» What is needed: Reproduce the data exactly and drop any pictures it holds.

•••••

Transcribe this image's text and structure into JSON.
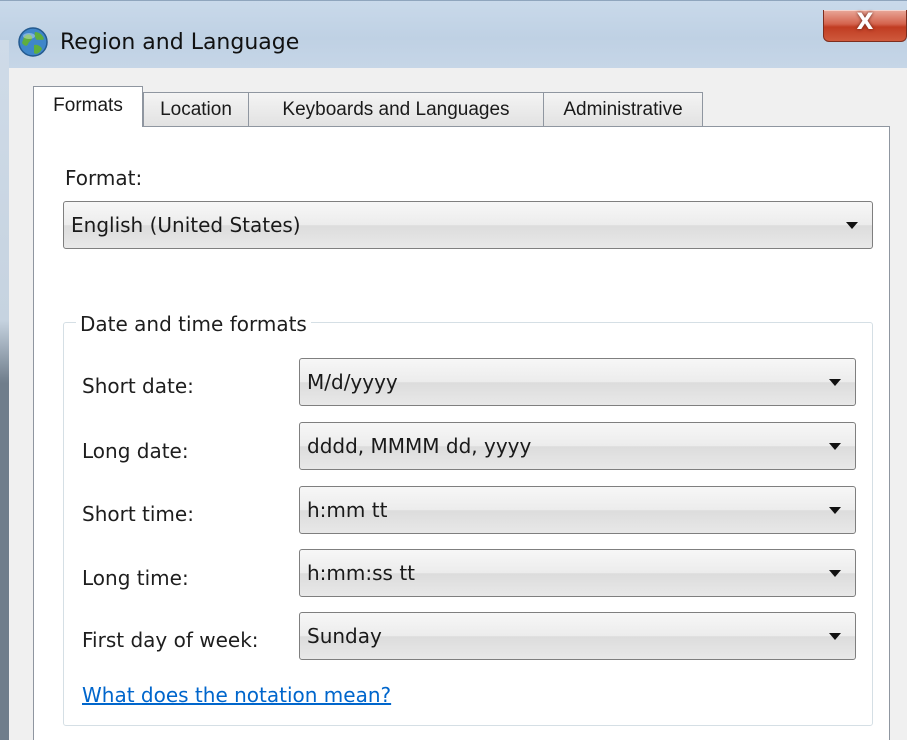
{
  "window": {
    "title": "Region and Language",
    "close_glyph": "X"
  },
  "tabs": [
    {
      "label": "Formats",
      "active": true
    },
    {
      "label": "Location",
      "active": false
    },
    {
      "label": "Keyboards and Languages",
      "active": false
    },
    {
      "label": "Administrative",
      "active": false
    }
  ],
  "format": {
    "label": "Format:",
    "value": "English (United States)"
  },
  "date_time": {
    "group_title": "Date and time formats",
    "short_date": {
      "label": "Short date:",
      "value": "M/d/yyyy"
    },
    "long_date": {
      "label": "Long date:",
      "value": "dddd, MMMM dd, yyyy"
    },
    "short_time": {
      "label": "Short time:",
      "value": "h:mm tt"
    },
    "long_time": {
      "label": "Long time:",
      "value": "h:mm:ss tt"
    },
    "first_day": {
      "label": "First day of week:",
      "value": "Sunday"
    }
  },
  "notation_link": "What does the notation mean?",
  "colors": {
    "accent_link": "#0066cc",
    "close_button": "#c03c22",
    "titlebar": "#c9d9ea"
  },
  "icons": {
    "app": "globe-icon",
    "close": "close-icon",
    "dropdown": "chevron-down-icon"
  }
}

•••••

» Solution to the exercise:
Transcribe this image's text and structure into JSON.
{
  "window": {
    "title": "Region and Language",
    "close_glyph": "X"
  },
  "tabs": [
    {
      "label": "Formats",
      "active": true
    },
    {
      "label": "Location",
      "active": false
    },
    {
      "label": "Keyboards and Languages",
      "active": false
    },
    {
      "label": "Administrative",
      "active": false
    }
  ],
  "format": {
    "label": "Format:",
    "value": "English (United States)"
  },
  "date_time": {
    "group_title": "Date and time formats",
    "short_date": {
      "label": "Short date:",
      "value": "M/d/yyyy"
    },
    "long_date": {
      "label": "Long date:",
      "value": "dddd, MMMM dd, yyyy"
    },
    "short_time": {
      "label": "Short time:",
      "value": "h:mm tt"
    },
    "long_time": {
      "label": "Long time:",
      "value": "h:mm:ss tt"
    },
    "first_day": {
      "label": "First day of week:",
      "value": "Sunday"
    }
  },
  "notation_link": "What does the notation mean?",
  "colors": {
    "accent_link": "#0066cc",
    "close_button": "#c03c22",
    "titlebar": "#c9d9ea"
  },
  "icons": {
    "app": "globe-icon",
    "close": "close-icon",
    "dropdown": "chevron-down-icon"
  }
}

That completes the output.